Implementing change is often a painful procedure.

That is apparently the case for the leaders working to revamp the landscape of college sports in Japan.

It has been a couple of years since discussions aimed at forming a Japanese organization similar to the National Collegiate Athletic Association, which oversees college athletics in the U.S., and establishing athletic departments at universities began.

These reform measures are intended to give more legitimacy and governance to college sports in Japan.

Sports teams at Japanese universities are given access to school facilities and some subsidies, but are not formally recognized as belonging to the school.

In order to change this, a joint project between the University of Tsukuba, Temple University and Dome Corporation has carried out research on collegiate sports in the United States to examine what would work in Japan.

The project is divided into three phases, with Tsukuba as the test case. The project has recently completed its second phase, which was devoted to preparing an athletic department with a "transitional athletic director" at the Ibaraki Prefecture-based national institute.

Speaking to the audience in a report event at Tsukuba's Tokyo campus on Wednesday, Jeremy Jordan, an associate professor for the School of Sport, Tourism and Hospitality Management at Temple, emphasized — as he has repeatedly done — that the aim of the project is not to copy the U.S. model, but to create one suitable for Japan.

"Hopefully, by sharing information about what's happened over the hundred years in the U.S. in terms of college athletics," said Jordan, an NCAA faculty athletics representative and one of the project leaders. "It helps you build a model that fits here in Japan, maybe skip some of the painful points that we've had in the U.S. in terms of college athletics, and continue to help student-athletes develop both in the classroom and athletically."

Tsukuba was originally scheduled to start up its athletic department in April, after this past year's transitional period.

But Shinzo Yamada, one of the sports administrators at Tsukuba, said his team pushed back the launch to give the transitional team another year of preparation.

Tsukuba has more than 40 sports teams but their reactions to the formation of the athletic department, which is a step into the unknown for them, has been muted.

In fact, only three teams — the baseball team and the men's and women's handball teams — have agreed to act under the umbrella of the athletic department. The men's and women's volleyball teams have agreed to take part as associate members.

But the project team is not disheartened by the blunt response. The members are not naive and knew it would not be easy to change the culture of something that has been in place for decades.

Jordan hinted that things are moving slower than they originally thought.

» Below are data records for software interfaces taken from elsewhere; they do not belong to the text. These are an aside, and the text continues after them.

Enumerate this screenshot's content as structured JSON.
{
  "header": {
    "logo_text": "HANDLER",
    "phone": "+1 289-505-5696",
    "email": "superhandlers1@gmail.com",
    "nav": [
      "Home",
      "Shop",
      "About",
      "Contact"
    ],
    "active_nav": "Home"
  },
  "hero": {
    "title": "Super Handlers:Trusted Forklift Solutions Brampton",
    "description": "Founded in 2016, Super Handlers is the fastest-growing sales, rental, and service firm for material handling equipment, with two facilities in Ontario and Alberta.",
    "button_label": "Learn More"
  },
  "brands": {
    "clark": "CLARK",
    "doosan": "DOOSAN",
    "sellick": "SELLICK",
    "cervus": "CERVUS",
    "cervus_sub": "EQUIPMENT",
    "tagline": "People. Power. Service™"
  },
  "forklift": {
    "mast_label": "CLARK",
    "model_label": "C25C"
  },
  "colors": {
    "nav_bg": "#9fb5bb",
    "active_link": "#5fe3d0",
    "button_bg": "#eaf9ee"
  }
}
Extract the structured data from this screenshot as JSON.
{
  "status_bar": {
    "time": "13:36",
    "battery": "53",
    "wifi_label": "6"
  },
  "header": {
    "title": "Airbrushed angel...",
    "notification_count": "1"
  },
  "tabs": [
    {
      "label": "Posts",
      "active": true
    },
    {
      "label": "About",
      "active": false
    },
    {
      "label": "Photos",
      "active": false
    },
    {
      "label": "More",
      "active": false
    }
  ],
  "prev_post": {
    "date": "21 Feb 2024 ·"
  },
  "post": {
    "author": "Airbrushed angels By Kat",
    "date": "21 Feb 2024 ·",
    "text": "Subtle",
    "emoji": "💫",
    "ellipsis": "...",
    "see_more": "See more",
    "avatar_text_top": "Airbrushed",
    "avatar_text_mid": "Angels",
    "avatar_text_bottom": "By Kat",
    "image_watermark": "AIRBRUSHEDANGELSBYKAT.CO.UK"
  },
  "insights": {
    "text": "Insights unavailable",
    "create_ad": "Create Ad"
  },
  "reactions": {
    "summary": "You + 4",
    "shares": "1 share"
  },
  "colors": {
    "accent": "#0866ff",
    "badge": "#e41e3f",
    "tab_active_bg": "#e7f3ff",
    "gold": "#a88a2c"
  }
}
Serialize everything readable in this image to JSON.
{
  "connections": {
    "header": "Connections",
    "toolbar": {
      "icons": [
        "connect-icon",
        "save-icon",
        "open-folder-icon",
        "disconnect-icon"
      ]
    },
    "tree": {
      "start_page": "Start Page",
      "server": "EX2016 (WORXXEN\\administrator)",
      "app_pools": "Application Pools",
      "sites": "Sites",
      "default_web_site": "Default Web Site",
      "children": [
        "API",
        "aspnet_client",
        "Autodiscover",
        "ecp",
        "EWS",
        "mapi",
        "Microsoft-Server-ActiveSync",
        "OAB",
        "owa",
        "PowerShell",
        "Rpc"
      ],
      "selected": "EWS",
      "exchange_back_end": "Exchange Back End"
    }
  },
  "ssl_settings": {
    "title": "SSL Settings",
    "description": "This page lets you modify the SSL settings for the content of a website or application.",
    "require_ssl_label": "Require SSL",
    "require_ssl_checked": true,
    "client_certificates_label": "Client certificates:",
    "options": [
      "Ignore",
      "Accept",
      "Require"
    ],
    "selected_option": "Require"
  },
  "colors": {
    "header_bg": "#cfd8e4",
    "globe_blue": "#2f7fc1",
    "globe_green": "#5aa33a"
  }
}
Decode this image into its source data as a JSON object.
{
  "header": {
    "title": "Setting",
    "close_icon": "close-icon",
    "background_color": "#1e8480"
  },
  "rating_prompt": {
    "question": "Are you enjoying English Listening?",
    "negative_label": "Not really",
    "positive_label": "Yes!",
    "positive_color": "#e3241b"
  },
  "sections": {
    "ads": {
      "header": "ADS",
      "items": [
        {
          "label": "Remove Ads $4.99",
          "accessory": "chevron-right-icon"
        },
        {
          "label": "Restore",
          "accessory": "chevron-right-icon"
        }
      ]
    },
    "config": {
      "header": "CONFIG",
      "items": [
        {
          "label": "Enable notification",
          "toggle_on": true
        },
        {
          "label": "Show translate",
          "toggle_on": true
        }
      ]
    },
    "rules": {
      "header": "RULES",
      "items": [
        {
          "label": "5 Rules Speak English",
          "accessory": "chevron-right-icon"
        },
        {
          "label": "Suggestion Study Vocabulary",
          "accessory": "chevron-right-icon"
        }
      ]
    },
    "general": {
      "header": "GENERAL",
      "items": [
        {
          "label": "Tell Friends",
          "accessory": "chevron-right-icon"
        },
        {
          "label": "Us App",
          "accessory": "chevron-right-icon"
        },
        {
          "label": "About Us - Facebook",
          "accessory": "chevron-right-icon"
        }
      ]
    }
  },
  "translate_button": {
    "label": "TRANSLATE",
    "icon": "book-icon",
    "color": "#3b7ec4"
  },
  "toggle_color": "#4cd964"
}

But he added that it's probably "how it should be," to allocate more time to educate those who are associated with college sports in Japan.

"So that people can really be thoughtful about why they want it to happen, why this change should happen," Jordan said.

Daniel Funk, a professor in the same department as Jordan at Temple, described the project as "a big ship in the ocean," because once it starts moving, it becomes "very hard to turn."

Still, Funk seemed a little perplexed to see resistance from sporting officials at Japanese universities, because universities have facilities and already let their students play sports, yet have left them as "private organizations" to act outside their institutional systems.

So looking back at the last two years serving as director of the research project, Funk said that the group has tried to come up with "a change management strategy." The idea is to persuade officials of universities and college sports clubs to understand why the moves are necessary and how it benefits them.

"So moving forward, I think that would be a direction to help other universities deal with both the external and internal politics change," he said.

Yuhei Inoue, an assistant professor in sports management at the University of Minnesota who has also been a key member on the research project, insisted that developing relationships is highly important in Japan when you attempt to modify something.

"So whatever model you try to bring over here, how you explain it to people like coaches and school officials is important," Inoue said. "I think that it is really significant to communicate with them well and earn cooperation from them."

The NCAA was founded in the U.S. in 1906 (it was initially called the Intercollegiate Athletic Association of the United States), essentially because there were too many injuries and deaths related to college football.

Funk said he hopes Japan is "not forced to move quickly" because of a crisis. He wants college sports in Japan to promote "well-being" for the students and student-athletes.

Despite meeting more resistance than originally anticipated, Jordan remains optimistic that the project will eventually work due to growing interest from collegiate officials in Japan.

"It seems like for their interests, because every time we come over here, there's more and more schools that are coming to these functions, it seems there's a lot of discussion, the government wants to create this — Japanese version of the NCAA."

The project will next go into the third and final phase, in which Tsukuba will designate its director and vice director of athletics and prepare to actually run its athletics department.